What you are asked to do: Scan the listing for the word "icon" and report every line that contains it.

Source information:

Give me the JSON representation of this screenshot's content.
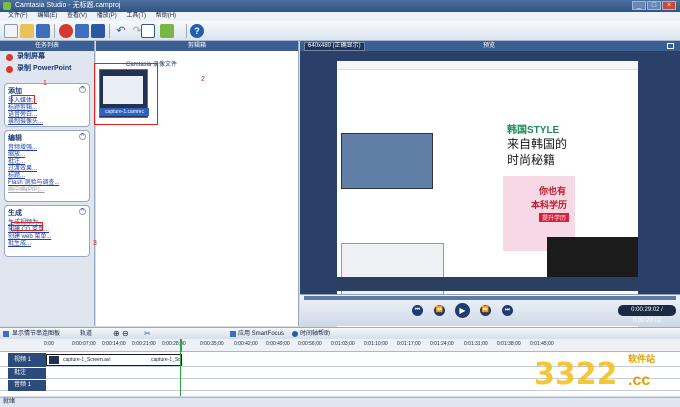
{
  "window": {
    "title": "Camtasia Studio - 无标题.camproj",
    "buttons": [
      "_",
      "□",
      "×"
    ]
  },
  "menu": [
    "文件(F)",
    "编辑(E)",
    "查看(V)",
    "播放(P)",
    "工具(T)",
    "帮助(H)"
  ],
  "task_panel": {
    "title": "任务列表",
    "record_screen": "录制屏幕",
    "record_ppt": "录制 PowerPoint",
    "add": {
      "title": "添加",
      "items": [
        "导入媒体...",
        "标题剪辑...",
        "语音旁白...",
        "录制摄像头..."
      ]
    },
    "edit": {
      "title": "编辑",
      "items": [
        "音频增强...",
        "缩放...",
        "批注...",
        "过渡效果...",
        "标题...",
        "Flash 测验与调查...",
        "画中画(PIP)..."
      ]
    },
    "produce": {
      "title": "生成",
      "items": [
        "生成视频为...",
        "创建 CD 菜单...",
        "创建 web 菜单...",
        "批生成..."
      ]
    }
  },
  "clip_bin": {
    "title": "剪辑箱",
    "group": "Camtasia 录像文件",
    "clip": "capture-1.camrec"
  },
  "preview": {
    "title": "预览",
    "size": "640x480 (正确显示)",
    "time": "0:00:29:02 / 0:00:29:02",
    "ad1": "韩国STYLE",
    "ad2": "来自韩国的",
    "ad3": "时尚秘籍",
    "ad4": "你也有",
    "ad5": "本科学历",
    "ad6": "提升学历"
  },
  "timeline": {
    "toolbar": {
      "storyboard": "显示情节串连图板",
      "tracks": "轨道",
      "smartfocus": "应用 SmartFocus",
      "help": "时间轴帮助"
    },
    "ruler": [
      "0:00",
      "0:00:07;00",
      "0:00:14;00",
      "0:00:21;00",
      "0:00:28;00",
      "0:00:35;00",
      "0:00:42;00",
      "0:00:49;00",
      "0:00:56;00",
      "0:01:03;00",
      "0:01:10;00",
      "0:01:17;00",
      "0:01:24;00",
      "0:01:31;00",
      "0:01:38;00",
      "0:01:45;00"
    ],
    "tracks": {
      "video": "视频 1",
      "callout": "批注",
      "audio": "音频 1"
    },
    "clip_a": "capture-1_Screen.avi",
    "clip_b": "capture-1_Sc"
  },
  "annotations": {
    "n1": "1",
    "n2": "2",
    "n3": "3"
  },
  "status": "就绪",
  "watermark": {
    "big": "3322",
    "small": "软件站",
    ".cc": ".cc"
  }
}
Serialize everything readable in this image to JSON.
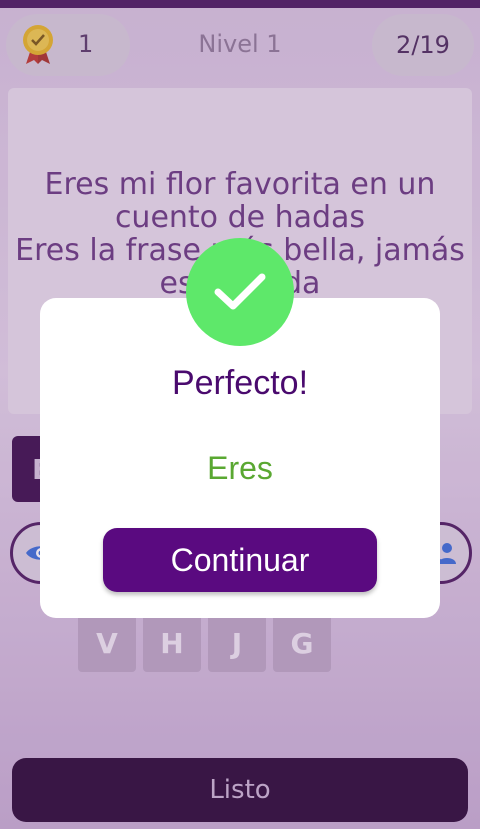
{
  "header": {
    "score": "1",
    "level_title": "Nivel 1",
    "progress": "2/19"
  },
  "verse": {
    "lines": [
      "Eres mi flor favorita en un",
      "cuento de hadas",
      "Eres la frase más bella, jamás",
      "escuchada"
    ]
  },
  "answer": {
    "first_slot": "E"
  },
  "hints": {
    "left_icon": "eye-icon",
    "right_icon": "people-icon"
  },
  "keyboard": {
    "keys": [
      "V",
      "H",
      "J",
      "G"
    ]
  },
  "footer": {
    "done_label": "Listo"
  },
  "dialog": {
    "title": "Perfecto!",
    "word": "Eres",
    "continue_label": "Continuar",
    "icon": "check-icon"
  },
  "colors": {
    "accent": "#5a0a80",
    "success": "#5ee86a",
    "word_green": "#5aa832"
  }
}
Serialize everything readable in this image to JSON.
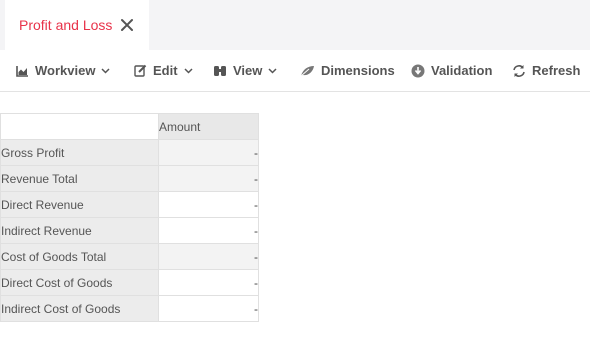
{
  "tab": {
    "title": "Profit and Loss",
    "close_icon": "close-icon"
  },
  "toolbar": {
    "workview": {
      "label": "Workview",
      "icon": "area-chart-icon"
    },
    "edit": {
      "label": "Edit",
      "icon": "edit-icon"
    },
    "view": {
      "label": "View",
      "icon": "binoculars-icon"
    },
    "dimensions": {
      "label": "Dimensions",
      "icon": "leaf-icon"
    },
    "validation": {
      "label": "Validation",
      "icon": "download-circle-icon"
    },
    "refresh": {
      "label": "Refresh",
      "icon": "refresh-icon"
    }
  },
  "grid": {
    "column_header": "Amount",
    "rows": [
      {
        "label": "Gross Profit",
        "value": "-"
      },
      {
        "label": "Revenue Total",
        "value": "-"
      },
      {
        "label": "Direct Revenue",
        "value": "-"
      },
      {
        "label": "Indirect Revenue",
        "value": "-"
      },
      {
        "label": "Cost of Goods Total",
        "value": "-"
      },
      {
        "label": "Direct Cost of Goods",
        "value": "-"
      },
      {
        "label": "Indirect Cost of Goods",
        "value": "-"
      }
    ]
  },
  "colors": {
    "accent": "#e8334a",
    "toolbar_text": "#555555",
    "header_bg": "#e8e8e8"
  }
}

Answer to this exercise:
    "left_icon": "eye-icon",
    "right_icon": "people-icon"
    "icon": "check-icon"
    "close_icon": "close-icon"
      "icon": "area-chart-icon"
      "icon": "edit-icon"
      "icon": "binoculars-icon"
      "icon": "leaf-icon"
      "icon": "download-circle-icon"
      "icon": "refresh-icon"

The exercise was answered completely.